Sebastian Franke, University of Liverpool
Hill Kulu, University of Liverpool

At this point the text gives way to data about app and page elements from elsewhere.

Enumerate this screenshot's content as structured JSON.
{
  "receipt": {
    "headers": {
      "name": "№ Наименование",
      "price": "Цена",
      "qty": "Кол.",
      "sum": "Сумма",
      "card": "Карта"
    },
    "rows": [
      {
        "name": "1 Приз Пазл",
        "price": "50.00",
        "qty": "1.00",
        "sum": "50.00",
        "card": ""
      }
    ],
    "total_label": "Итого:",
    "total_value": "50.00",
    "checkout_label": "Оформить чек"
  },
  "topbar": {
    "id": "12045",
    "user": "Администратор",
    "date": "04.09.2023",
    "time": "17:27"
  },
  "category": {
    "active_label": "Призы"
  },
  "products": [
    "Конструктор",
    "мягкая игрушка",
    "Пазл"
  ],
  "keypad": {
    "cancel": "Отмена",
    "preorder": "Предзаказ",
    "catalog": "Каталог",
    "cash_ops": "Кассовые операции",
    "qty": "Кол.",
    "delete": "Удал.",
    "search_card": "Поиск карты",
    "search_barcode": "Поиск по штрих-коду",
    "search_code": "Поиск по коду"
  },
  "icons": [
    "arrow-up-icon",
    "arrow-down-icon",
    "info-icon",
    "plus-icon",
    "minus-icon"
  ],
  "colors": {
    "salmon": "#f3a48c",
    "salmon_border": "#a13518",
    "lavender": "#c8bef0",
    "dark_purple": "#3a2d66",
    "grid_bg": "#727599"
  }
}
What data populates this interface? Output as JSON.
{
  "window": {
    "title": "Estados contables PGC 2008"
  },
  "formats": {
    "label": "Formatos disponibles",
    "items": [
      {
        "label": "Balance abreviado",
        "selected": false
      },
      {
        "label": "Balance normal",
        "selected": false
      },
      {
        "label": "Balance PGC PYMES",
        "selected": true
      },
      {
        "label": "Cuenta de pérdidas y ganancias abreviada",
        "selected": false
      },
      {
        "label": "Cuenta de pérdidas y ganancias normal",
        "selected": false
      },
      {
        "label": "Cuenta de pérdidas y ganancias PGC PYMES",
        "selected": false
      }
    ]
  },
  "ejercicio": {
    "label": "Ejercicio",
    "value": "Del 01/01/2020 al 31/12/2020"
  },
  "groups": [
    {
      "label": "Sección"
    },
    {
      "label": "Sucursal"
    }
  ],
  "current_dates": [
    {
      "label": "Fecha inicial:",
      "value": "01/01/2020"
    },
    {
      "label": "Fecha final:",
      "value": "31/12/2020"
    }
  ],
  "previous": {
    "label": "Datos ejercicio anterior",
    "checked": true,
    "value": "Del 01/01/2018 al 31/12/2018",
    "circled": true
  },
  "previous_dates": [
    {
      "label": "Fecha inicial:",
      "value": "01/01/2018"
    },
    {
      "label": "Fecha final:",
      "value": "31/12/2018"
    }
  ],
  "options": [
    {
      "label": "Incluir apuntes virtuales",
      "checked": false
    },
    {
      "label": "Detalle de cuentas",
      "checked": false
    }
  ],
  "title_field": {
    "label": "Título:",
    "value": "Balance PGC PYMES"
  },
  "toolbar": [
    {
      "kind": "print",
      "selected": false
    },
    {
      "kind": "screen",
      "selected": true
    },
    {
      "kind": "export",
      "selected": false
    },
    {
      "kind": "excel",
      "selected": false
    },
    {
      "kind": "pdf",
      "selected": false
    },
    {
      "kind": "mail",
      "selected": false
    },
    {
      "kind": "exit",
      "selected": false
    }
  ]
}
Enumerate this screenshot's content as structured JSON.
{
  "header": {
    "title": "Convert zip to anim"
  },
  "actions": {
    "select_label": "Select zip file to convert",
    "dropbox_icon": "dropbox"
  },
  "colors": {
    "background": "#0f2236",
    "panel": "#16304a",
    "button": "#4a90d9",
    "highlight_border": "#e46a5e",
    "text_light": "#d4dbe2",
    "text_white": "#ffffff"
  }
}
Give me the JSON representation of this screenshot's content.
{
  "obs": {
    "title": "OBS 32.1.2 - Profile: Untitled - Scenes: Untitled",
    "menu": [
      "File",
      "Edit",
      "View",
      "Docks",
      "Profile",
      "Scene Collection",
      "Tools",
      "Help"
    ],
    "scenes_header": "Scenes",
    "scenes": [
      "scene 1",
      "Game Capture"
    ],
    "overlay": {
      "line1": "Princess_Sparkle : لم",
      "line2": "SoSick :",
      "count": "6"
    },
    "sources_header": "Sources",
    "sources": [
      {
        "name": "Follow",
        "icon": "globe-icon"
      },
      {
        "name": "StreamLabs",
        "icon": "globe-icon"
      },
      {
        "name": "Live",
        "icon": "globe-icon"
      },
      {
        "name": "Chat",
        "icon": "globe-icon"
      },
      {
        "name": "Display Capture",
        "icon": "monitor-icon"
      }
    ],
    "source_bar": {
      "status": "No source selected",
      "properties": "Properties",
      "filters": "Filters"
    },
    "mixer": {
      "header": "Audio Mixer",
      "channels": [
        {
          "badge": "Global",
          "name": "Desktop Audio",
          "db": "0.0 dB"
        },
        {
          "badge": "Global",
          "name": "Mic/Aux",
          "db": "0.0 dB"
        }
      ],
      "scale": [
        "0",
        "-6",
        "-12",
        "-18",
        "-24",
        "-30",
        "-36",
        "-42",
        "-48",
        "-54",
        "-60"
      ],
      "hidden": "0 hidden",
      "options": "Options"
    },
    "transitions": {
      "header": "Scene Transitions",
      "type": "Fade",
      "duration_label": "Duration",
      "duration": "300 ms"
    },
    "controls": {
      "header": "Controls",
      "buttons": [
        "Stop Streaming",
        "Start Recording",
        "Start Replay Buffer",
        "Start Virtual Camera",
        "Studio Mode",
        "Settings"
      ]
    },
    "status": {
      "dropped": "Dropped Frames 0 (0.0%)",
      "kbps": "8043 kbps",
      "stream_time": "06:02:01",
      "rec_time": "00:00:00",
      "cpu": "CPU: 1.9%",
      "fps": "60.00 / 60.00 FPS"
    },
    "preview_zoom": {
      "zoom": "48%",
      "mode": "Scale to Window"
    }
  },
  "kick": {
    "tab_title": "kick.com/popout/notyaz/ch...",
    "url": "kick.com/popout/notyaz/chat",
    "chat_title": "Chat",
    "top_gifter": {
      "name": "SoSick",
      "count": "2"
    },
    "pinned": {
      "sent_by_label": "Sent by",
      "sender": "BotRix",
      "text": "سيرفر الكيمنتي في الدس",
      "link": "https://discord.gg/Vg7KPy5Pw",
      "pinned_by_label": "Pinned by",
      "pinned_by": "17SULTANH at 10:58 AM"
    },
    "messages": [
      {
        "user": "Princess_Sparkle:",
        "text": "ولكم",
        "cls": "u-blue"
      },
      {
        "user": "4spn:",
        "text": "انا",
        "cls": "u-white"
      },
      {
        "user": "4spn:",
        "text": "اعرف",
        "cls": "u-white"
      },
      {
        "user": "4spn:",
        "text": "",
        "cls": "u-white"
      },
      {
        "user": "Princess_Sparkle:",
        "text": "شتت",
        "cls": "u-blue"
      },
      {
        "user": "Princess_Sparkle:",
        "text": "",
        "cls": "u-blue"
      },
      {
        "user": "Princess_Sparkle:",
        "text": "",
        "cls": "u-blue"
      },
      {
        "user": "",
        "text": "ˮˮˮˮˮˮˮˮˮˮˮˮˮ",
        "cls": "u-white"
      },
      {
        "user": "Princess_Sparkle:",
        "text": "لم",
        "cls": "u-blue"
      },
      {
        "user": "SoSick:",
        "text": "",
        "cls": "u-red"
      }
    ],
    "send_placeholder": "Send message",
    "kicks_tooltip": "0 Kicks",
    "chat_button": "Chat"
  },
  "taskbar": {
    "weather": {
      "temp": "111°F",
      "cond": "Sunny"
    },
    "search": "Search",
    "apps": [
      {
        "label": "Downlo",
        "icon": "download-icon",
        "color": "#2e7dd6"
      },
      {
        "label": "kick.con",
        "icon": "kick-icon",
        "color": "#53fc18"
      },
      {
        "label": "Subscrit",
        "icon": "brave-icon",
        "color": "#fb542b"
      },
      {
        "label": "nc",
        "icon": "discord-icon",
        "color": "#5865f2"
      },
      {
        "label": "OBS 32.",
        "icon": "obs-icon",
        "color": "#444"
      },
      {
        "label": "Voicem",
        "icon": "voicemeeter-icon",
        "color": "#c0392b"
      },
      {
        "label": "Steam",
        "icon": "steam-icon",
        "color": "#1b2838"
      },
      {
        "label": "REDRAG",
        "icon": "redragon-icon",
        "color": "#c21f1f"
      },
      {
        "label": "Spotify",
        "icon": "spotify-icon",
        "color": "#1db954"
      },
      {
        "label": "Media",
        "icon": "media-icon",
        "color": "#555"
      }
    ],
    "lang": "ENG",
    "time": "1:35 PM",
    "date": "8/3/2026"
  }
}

This paper extends previous analysis on overall mortality to cause-specific mortality by partnership status using a competing risk approach. Scholars have shown that married men and women in developed countries have lower mortality rates than their unmarried counterparts. In a previous study, we could show that those differences still exist in 21st century England and Wales as well as how important it is to control for cohabitation. Using data from the ONS Longitudinal Study between 2001 and 2011, we conduct an analysis on cause-specific mortality for about 330,000 men and women in the age groups 30–49 years (76,368 men and 79,408 women); 50-64 years (47,665 men and 49,076 women); and 65-85 years (34,028 men and 43,222 women). By using Cox proportional hazard models in a competing risk approach each individual is at risk of multiple causes of death. Thus, the estimates of our control variables, like ethnicity, education or socio-economic status, are similar to those from the over-all cause analysis. This enables us to show not only how the risk of a given cause for a specific marital status relates to the risk of the other marital statuses of this cause, but also to any marital status of another cause. We find that mortality rates are lower for married men and women of all age-groups for circulatory, respiratory, alcohol-related and other-digestive diseases, as well as for accident. Those differences decline with age as well as with respect to the circulatory disease risk of married people. The majority of higher digestive disease risk at younger ages is due to alcohol consumption. We could not find a higher cancer mortality risk for not married persons, with exception of divorced. The nervous system disease risk is highest for single men and women as well as divorced women, but disappears at old age.
Presented in Session 106. Advances in cause of death analysis